§ **Provided entries**

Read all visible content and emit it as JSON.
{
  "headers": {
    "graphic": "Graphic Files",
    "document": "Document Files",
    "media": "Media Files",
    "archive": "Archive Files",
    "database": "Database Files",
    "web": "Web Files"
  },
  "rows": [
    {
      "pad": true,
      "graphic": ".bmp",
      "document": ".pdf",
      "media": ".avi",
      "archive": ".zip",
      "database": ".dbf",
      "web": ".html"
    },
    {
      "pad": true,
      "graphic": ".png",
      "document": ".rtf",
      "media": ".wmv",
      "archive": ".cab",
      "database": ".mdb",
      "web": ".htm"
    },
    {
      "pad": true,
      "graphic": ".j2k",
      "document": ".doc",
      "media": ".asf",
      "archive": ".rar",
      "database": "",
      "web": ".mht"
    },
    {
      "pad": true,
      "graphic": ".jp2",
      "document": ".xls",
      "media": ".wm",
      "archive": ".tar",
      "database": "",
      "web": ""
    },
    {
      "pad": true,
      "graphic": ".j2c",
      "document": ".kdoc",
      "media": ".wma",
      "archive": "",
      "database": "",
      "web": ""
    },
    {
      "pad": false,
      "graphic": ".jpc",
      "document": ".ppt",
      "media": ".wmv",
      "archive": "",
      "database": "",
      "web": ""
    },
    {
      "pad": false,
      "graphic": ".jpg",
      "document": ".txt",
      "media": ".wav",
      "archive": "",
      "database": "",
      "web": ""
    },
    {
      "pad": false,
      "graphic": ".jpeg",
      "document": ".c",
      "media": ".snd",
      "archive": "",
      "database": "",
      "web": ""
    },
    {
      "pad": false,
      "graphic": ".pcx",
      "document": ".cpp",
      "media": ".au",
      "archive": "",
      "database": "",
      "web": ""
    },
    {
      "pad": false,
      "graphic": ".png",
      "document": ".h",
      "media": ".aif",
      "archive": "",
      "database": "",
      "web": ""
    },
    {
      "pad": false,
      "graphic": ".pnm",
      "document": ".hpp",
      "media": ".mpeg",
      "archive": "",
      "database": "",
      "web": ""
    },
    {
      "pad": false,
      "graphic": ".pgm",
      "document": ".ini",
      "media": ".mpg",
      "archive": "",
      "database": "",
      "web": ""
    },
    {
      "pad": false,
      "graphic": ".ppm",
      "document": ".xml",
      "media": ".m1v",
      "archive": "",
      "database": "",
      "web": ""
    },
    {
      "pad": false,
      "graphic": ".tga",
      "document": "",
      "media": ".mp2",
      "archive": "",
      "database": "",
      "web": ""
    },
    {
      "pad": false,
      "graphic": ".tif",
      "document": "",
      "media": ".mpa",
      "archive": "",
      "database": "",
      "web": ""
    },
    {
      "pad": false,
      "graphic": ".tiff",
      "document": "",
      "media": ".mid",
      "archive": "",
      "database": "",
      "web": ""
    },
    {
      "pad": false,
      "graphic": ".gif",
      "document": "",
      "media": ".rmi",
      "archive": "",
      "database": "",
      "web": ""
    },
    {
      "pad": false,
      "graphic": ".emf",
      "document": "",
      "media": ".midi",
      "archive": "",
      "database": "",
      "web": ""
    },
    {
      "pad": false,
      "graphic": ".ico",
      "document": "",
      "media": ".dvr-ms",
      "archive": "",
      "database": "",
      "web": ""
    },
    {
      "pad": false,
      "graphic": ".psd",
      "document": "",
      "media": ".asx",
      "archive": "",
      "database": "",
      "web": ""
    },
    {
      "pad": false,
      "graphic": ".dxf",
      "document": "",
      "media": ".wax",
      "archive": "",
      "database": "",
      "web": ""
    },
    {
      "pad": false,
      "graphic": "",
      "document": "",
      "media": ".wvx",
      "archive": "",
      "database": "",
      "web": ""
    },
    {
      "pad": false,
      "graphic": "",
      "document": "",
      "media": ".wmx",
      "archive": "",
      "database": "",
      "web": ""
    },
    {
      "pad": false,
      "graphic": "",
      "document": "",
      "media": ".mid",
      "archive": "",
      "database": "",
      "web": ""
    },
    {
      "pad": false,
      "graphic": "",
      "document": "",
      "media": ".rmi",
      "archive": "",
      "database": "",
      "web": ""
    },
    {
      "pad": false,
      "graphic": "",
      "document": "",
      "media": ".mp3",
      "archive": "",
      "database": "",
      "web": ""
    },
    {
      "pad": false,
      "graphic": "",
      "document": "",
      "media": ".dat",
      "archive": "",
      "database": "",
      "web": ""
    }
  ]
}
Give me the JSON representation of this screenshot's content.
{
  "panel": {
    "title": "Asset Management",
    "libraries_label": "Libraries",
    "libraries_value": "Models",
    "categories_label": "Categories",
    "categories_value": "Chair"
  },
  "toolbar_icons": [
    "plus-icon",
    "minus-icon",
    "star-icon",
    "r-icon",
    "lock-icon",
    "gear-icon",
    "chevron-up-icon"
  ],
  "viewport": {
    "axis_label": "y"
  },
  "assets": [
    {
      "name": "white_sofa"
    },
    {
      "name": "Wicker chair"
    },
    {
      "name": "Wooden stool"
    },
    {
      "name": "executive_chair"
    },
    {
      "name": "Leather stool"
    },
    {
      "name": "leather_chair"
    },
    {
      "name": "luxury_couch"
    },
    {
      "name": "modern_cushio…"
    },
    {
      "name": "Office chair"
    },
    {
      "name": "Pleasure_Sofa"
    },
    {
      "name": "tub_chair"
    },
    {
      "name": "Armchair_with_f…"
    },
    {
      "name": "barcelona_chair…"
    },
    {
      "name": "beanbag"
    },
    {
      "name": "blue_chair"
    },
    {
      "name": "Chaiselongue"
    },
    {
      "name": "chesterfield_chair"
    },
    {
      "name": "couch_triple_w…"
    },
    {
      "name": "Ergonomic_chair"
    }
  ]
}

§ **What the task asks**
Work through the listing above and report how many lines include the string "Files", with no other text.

§ **Output below**
6